The public's approval of the conservative Tea Party has reached a new low, according to a poll released Wednesday.
A CNN/Opinion Research survey showed that only 32 percent have a favorable view of the Tea Party, while 47 percent view it unfavorably. Seven percent said they have not heard of the Tea Party, and 14 percent said they have no opinion.
Those numbers are down from their high in April 2010, when favorability outstripped unfavorability 38-36 percent. The public also had a neutral view of the groups heading into the midterm elections — favorability and unfavorability were tied at 37 percent.
Despite the poll, Tea Party activists have been able to wield considerable influence over House GOP freshmen during the debate over spending, with many of the 87-member bloc pushing leadership for greater cuts.
But political observers have questioned whether the Tea Party, a major figure in the 2010 elections, could translate that influence into 2012 and beyond.
Out of the demographic groups polled, non-whites — a group that broke heavily for President Obama in 2008 —see the Tea Party in the worst light.
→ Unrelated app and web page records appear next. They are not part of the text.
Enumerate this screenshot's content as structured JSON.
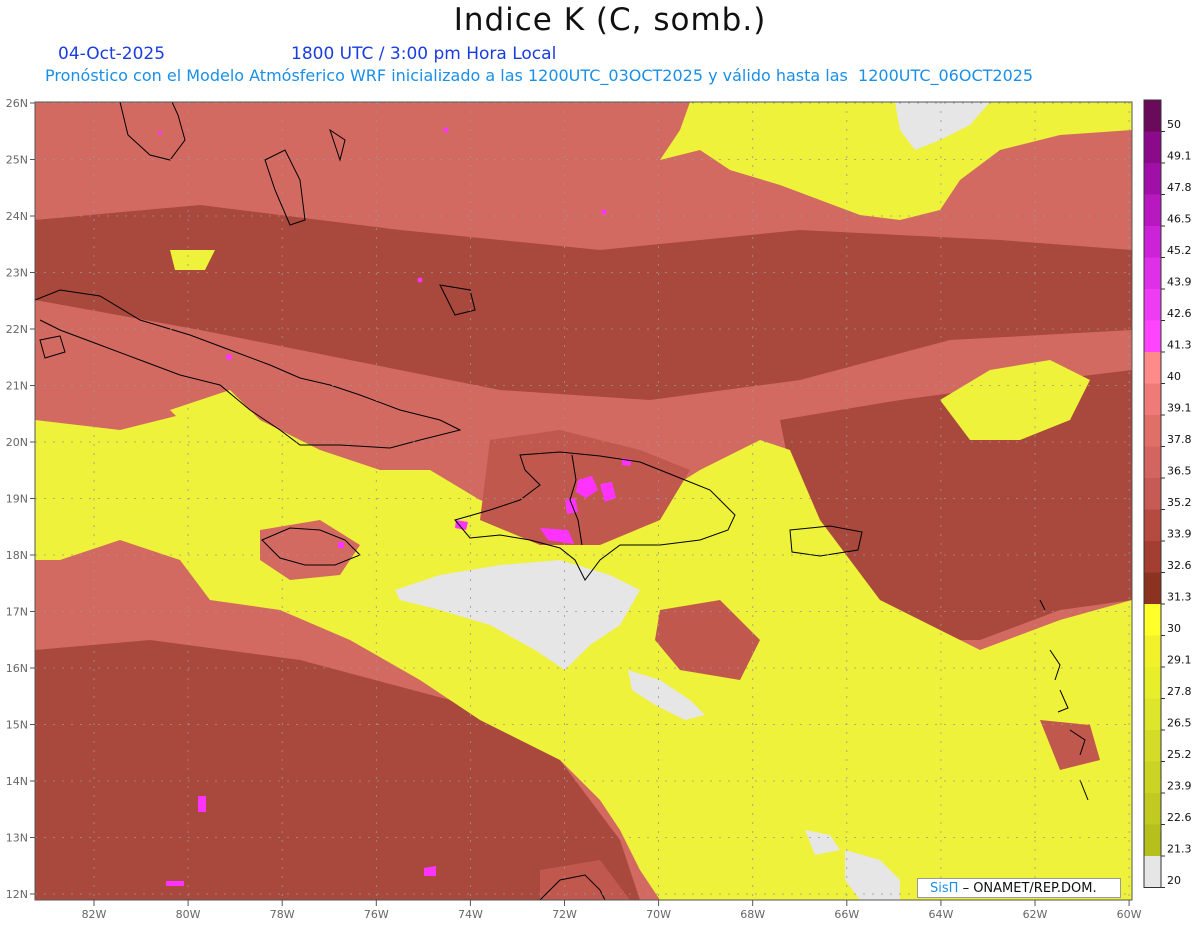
{
  "header": {
    "title": "Indice K (C, somb.)",
    "date": "04-Oct-2025",
    "time": "1800 UTC / 3:00 pm Hora Local",
    "forecast_info": "Pronóstico con el Modelo Atmósferico WRF inicializado a las 1200UTC_03OCT2025 y válido hasta las  1200UTC_06OCT2025"
  },
  "map": {
    "lon_labels": [
      "82W",
      "80W",
      "78W",
      "76W",
      "74W",
      "72W",
      "70W",
      "68W",
      "66W",
      "64W",
      "62W",
      "60W"
    ],
    "lat_labels": [
      "26N",
      "25N",
      "24N",
      "23N",
      "22N",
      "21N",
      "20N",
      "19N",
      "18N",
      "17N",
      "16N",
      "15N",
      "14N",
      "13N",
      "12N"
    ],
    "colors": {
      "no_data": "#e6e6e6",
      "low_k": "#eef23a",
      "high_k": "#d36a62",
      "very_high_k": "#9a3a2a",
      "extreme_k": "#ff33ff",
      "coastline": "#000000"
    }
  },
  "colorbar": {
    "labels": [
      "50",
      "49.1",
      "47.8",
      "46.5",
      "45.2",
      "43.9",
      "42.6",
      "41.3",
      "40",
      "39.1",
      "37.8",
      "36.5",
      "35.2",
      "33.9",
      "32.6",
      "31.3",
      "30",
      "29.1",
      "27.8",
      "26.5",
      "25.2",
      "23.9",
      "22.6",
      "21.3",
      "20"
    ],
    "colors": [
      "#6a0a5a",
      "#8a0a8a",
      "#a010a8",
      "#b818c0",
      "#cc22d8",
      "#dd30e8",
      "#ee3cf4",
      "#ff44ff",
      "#ff8a8a",
      "#f07a78",
      "#e06f68",
      "#d36460",
      "#c65a55",
      "#b44a40",
      "#a43e30",
      "#8c3220",
      "#ffff2a",
      "#f2f22a",
      "#e8ee2a",
      "#dde62a",
      "#d4dc28",
      "#cad424",
      "#c0ca20",
      "#b6c01c",
      "#e6e6e6"
    ]
  },
  "credit": {
    "brand": "SisΠ",
    "text": "– ONAMET/REP.DOM."
  }
}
Twenty-one percent said they view the group favorably, compared to 57 percent who have an unfavorable view.
Democrats disapprove of the Tea Party at a greater rate than Republicans approve of it. Seventy-one percent of Democrats see it unfavorably, while 61 percent of Republicans view it favorably.
Independents' opinions (31-48 unfavorable) generally match those of the public at large.
The telephone poll of 1,023 U.S. adults was taken between March 11-13. The margin of error is 3 percentage points.